One year ago today, President Donald Trump announced that the United States would exit the Paris Agreement. Although not unexpected at the time, given the president’s public statements and positions on climate change, it sent shockwaves around the country and the world, and represented a major setback in the climate movement. Given our stature in the world and the gravity of the climate crisis, the U.S. should be at the forefront of this global movement, not sitting on the sidelines.
The impact of Trump’s decision to exit the Paris Agreement created an immediate backlash in states and local communities, many of which responded by strengthening their commitments to fight climate change. As of today, 2,770 leaders across all 50 states, representing 160 million people, have signed on to the “We Are Still In” movement, a declaration that reads, “We, the undersigned mayors, county executives, governors, tribal leaders, college and university leaders, businesses, faith groups, and investors are joining forces for the first time to declare that we will continue to support climate action to meet the Paris Agreement.” Seventeen states, representing over 40 percent of the U.S. population, formed and joined the U.S. Climate Alliance with the purpose of meeting the targets set by of the Paris Agreement.
Fortunately, the U.S. cannot officially leave the Paris Agreement until November 4, 2020, the day after the next presidential election. During the next campaign, candidates could pledge to reverse the Trump administration’s decision on the first day in office, placing the country back into global cooperation and leadership on this critical issue.

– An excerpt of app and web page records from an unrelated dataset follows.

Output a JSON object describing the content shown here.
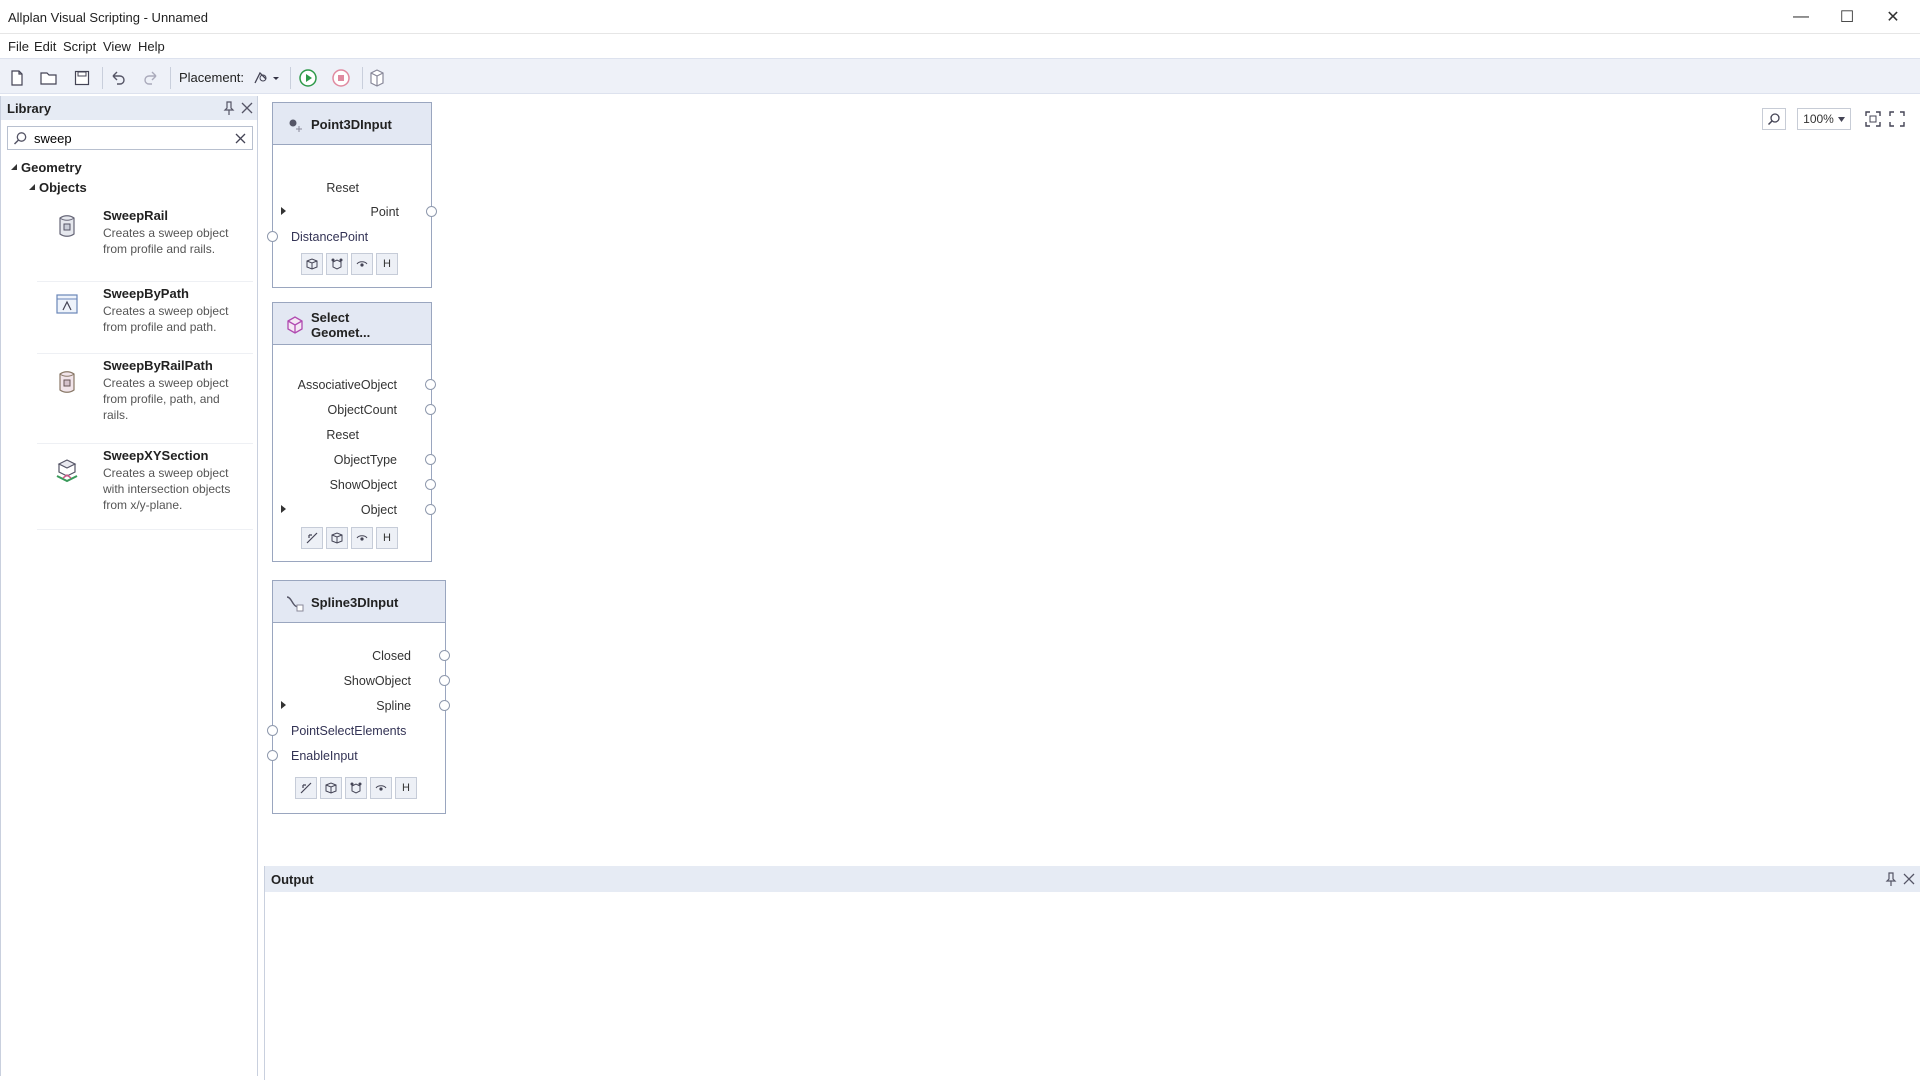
{
  "window": {
    "title": "Allplan Visual Scripting - Unnamed",
    "minimize": "—",
    "maximize": "☐",
    "close": "✕"
  },
  "menu": [
    "File",
    "Edit",
    "Script",
    "View",
    "Help"
  ],
  "toolbar": {
    "placement_label": "Placement:"
  },
  "library": {
    "title": "Library",
    "pin_icon": "pin-icon",
    "close_icon": "close-icon",
    "search": {
      "value": "sweep",
      "placeholder": ""
    },
    "tree": {
      "root": "Geometry",
      "child": "Objects"
    },
    "items": [
      {
        "name": "SweepRail",
        "desc": "Creates a sweep object from profile and rails."
      },
      {
        "name": "SweepByPath",
        "desc": "Creates a sweep object from profile and path."
      },
      {
        "name": "SweepByRailPath",
        "desc": "Creates a sweep object from profile, path, and rails."
      },
      {
        "name": "SweepXYSection",
        "desc": "Creates a sweep object with intersection objects from x/y-plane."
      }
    ]
  },
  "canvas": {
    "zoom_level": "100%",
    "nodes": {
      "point3d": {
        "title": "Point3DInput",
        "ports": {
          "reset": "Reset",
          "point": "Point",
          "distance_point": "DistancePoint"
        },
        "icon_h": "H"
      },
      "select_geometry": {
        "title_line1": "Select",
        "title_line2": "Geomet...",
        "ports": {
          "associative_object": "AssociativeObject",
          "object_count": "ObjectCount",
          "reset": "Reset",
          "object_type": "ObjectType",
          "show_object": "ShowObject",
          "object": "Object"
        },
        "icon_h": "H"
      },
      "spline3d": {
        "title": "Spline3DInput",
        "ports": {
          "closed": "Closed",
          "show_object": "ShowObject",
          "spline": "Spline",
          "point_select_elements": "PointSelectElements",
          "enable_input": "EnableInput"
        },
        "icon_h": "H"
      }
    }
  },
  "output": {
    "title": "Output"
  }
}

Climate change figures to be a major issue in that election, given the growing importance and urgency of climate action, and this administration’s repeated attempts to roll back existing global warming solutions. In the fall of 2017, the administration rolled back the Clean Power Plan, which would have cut carbon pollution 32 percent nationwide by 2030. On April 2 of this year, Environmental Protection Agency (EPA) administrator Scott Pruitt announcedhis intention to roll back the nation’s most significant climate program, the Clean Car Standards. These standards would double the fuel economy of cars by 2035 and avoid billions of metric tons of carbon pollution from the transportation sector, which is now the number one source of greenhouse gas emissions in the U.S. They are also threatening to take away states’ rights to set stronger emission standards.
Unlike President Trump, the American people recognize climate change is a serious problem and want to do something about it. Polls show that 50 percent of Americans believe that they will be personally harmed by global warming, and 75 percent think future generations will be harmed. Americans care about the safety and health of their families, homes and businesses, which are being impacted by extreme weather, wildfires, tick-borne diseases and other worsening climate-related impacts — and they care about the future for their children and grandchildren.
We are also seeing real progress on cutting carbon pollution at the regional level. In the Northeast and Mid-Atlantic states, a regional partnership called the Regional Greenhouse Gas Initiative (RGGI) has cut carbon pollution in half since 2009, and in December 2017, the states from Maine to Maryland agreed to strengthen their commitment to cut carbon pollution by another 30 percent by 2030.
Renewable energy, especially solar and wind, is rapidly expanding. The United States now has enough solar capacity installed to power over ten million homes, 26 times more capacity than we had installed at the end of 2010. Many cities, college campuses, and businesses, including giants like Apple, have committed to 100 percent renewable energy.
In September, Gov. Brown and Mayor Bloomberg will host the Global Climate Action Summit in San Francisco, which will celebrate all of these commitments and actions by states, cities, businesses and more, showing the world that despite what President Trump and this administration may think, we are still in.
The impacts of a warming climate, spelled out in the National Climate Assessment released by the Trump administration last fall, are dire. But we have the solutions at hand, and the political will to act on climate is growing. Now is the time for all of us to lean in and fight for a stable climate. We must do it, and we can do it.